City Council is slated to vote this week on the budget. One detail concerning Mayor Brandon Johnson's supporters is the money included for the controversial gunshot-detection technology ShotSpotter, whose contract Johnson pledged on the campaign trail to end. Executive producer Simone Alicea and host Jacoby Cochran ask: Are we getting mixed signals from City Hall? Plus, we're discussing potential name changes for Chicagoland birds and great Thanksgiving meal deals. The birds we mentioned: Cooper's Hawk, Wilson's Warbler, Henslow's Sparrow Want some more City Cast Chicago news? Then make sure to sign up for our Hey Chicago newsletter. Follow us @citycastchicago You can also text us or leave a voicemail at: 773 780-0246 Interested in advertising with City Cast? Find more info HERE Learn more about your ad choices. Visit megaphone.fm/adchoices
Voters in the East Bronx elected a Republican to City Council for the first time in 40 years, defeating one-term councilwoman Marjorie Velázquez.
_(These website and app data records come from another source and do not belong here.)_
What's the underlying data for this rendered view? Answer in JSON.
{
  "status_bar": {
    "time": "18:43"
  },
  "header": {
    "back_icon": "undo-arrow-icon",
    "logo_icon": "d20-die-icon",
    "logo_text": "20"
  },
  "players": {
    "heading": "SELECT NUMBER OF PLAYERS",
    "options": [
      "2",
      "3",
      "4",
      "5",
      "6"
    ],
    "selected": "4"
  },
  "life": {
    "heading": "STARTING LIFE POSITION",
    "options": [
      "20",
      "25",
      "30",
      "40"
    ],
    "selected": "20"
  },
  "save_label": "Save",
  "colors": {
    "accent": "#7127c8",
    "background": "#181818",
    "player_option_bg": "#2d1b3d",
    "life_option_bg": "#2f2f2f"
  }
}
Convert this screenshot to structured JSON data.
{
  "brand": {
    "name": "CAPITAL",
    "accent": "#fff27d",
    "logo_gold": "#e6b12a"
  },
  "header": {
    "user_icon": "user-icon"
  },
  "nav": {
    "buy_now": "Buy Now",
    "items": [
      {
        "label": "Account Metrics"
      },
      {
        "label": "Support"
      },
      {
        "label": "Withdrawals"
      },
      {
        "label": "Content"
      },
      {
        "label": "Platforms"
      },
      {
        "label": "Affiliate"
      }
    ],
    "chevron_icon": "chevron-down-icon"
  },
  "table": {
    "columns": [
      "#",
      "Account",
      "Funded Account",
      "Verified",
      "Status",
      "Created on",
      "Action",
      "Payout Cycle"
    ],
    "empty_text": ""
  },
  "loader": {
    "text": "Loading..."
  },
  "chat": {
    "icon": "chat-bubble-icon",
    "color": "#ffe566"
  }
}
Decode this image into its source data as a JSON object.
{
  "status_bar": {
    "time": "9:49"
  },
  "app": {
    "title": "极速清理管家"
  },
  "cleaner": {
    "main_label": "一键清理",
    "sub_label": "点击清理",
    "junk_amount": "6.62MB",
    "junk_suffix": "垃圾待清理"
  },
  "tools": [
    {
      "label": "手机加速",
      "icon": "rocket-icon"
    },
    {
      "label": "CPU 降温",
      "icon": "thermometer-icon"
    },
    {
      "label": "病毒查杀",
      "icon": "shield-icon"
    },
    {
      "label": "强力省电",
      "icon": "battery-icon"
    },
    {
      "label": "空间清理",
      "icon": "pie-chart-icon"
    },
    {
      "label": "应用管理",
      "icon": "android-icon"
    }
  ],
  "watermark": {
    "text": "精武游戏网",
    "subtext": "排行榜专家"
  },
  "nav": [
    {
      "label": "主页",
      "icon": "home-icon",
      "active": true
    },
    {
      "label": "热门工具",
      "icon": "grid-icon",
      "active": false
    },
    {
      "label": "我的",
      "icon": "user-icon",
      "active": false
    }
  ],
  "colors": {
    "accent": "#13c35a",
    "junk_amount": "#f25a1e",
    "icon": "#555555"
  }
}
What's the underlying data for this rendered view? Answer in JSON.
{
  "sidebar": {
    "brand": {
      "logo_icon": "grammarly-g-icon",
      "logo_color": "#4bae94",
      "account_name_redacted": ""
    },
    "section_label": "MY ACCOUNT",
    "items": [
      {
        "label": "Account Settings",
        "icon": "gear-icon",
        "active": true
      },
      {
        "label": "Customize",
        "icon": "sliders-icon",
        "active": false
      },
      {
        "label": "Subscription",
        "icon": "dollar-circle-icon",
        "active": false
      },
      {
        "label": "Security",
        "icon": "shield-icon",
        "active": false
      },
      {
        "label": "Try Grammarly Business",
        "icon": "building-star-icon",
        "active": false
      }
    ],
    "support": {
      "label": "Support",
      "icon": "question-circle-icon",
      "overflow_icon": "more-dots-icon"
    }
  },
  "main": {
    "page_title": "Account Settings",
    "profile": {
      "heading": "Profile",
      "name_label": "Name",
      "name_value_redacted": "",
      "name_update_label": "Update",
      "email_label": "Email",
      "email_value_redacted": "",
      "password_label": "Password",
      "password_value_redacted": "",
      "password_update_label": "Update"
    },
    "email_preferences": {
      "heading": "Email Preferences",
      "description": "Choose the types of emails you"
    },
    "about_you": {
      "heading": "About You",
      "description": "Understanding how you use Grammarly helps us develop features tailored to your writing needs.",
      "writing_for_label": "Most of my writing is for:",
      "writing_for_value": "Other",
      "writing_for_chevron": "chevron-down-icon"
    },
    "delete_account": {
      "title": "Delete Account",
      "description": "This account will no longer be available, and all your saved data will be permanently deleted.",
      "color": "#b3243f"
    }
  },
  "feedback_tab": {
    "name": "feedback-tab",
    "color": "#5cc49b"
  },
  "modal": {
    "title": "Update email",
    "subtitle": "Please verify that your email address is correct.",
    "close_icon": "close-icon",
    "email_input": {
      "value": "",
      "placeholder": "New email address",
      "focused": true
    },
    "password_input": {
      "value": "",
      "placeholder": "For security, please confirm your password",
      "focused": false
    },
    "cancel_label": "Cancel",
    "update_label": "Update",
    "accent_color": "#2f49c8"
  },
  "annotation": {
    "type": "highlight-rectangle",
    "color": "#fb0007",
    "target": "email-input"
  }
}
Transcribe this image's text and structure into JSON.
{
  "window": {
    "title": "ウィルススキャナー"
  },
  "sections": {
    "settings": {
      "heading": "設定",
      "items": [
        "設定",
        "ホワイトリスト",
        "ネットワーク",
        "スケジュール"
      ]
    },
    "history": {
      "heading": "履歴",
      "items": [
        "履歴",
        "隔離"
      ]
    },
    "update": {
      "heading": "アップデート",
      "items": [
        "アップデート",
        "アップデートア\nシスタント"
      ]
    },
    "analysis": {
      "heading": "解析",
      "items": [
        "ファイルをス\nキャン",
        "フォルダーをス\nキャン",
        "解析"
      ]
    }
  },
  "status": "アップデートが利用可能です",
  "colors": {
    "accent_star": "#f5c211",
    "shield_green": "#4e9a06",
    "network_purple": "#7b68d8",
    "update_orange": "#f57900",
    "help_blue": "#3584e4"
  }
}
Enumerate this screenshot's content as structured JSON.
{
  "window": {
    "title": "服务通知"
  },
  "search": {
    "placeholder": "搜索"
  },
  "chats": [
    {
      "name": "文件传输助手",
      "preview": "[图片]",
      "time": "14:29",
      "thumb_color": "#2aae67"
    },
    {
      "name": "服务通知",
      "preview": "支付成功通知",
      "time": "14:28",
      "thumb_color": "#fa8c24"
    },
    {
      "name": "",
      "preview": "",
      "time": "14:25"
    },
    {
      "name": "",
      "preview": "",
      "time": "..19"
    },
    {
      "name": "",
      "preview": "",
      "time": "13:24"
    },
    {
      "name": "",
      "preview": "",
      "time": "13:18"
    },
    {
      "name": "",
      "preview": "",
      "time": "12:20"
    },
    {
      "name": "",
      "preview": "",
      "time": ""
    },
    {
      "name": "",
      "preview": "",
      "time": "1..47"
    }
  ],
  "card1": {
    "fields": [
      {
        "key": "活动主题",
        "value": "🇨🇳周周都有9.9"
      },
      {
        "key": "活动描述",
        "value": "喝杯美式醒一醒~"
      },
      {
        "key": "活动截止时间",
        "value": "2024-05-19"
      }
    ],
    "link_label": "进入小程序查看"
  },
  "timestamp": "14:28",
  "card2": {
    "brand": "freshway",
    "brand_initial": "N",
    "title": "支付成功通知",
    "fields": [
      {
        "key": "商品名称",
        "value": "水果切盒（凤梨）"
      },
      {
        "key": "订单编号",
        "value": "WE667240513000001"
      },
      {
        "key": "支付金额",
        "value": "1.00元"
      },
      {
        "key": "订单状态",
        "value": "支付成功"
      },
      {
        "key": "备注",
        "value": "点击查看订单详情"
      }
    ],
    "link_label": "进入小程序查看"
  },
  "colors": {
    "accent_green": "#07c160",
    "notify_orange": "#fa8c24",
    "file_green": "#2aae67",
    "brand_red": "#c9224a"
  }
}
Jonathan Custodio, Bronx reporter for The City, reports on what drove the neighborhoods to Republican Kristy Marmorato, and whether this election signals an enduring shift.
Bruce Praet is a well-known name in law enforcement, especially across California. He co-founded a company called Lexipol that contracts with more than 95% of police departments in the state and offers its clients trainings and ready-made policies. In one of Praet's training webinars, posted online, he offers a piece of advice that policing experts have called inhumane. It's aimed at protecting officers and their departments from lawsuits. After police kill someone, they are supposed to notify the family. Praet advises officers to use that interaction as an opportunity. Instead of delivering the news of the death immediately, he suggests first asking about the person who was killed to get as much information as possible. Reporter Brian Howey started looking into this advice when he was with the Investigative Reporting Program at UC Berkeley's Graduate School of Journalism. He found that officers have been using this tactic across California, and the information families disclosed before they knew their relative was killed affected their lawsuits later. In this hour, Howey interviews families that have been on the receiving end of this controversial policing tactic, explaining their experience and the lasting impact. Howey travels to Santa Ana, where he meets a City Council member leading an effort to end Lexipol's contract in his city. And in a parking lot near Fresno, Howey tracks down Praet and tries to interview him about the consequences of his advice. Support Reveal's journalism at Revealnews.org/donatenow Subscribe to our weekly newsletter to get the scoop on new episodes at Revealnews.org/newsletter Connect with us onTwitter, Facebook and Instagram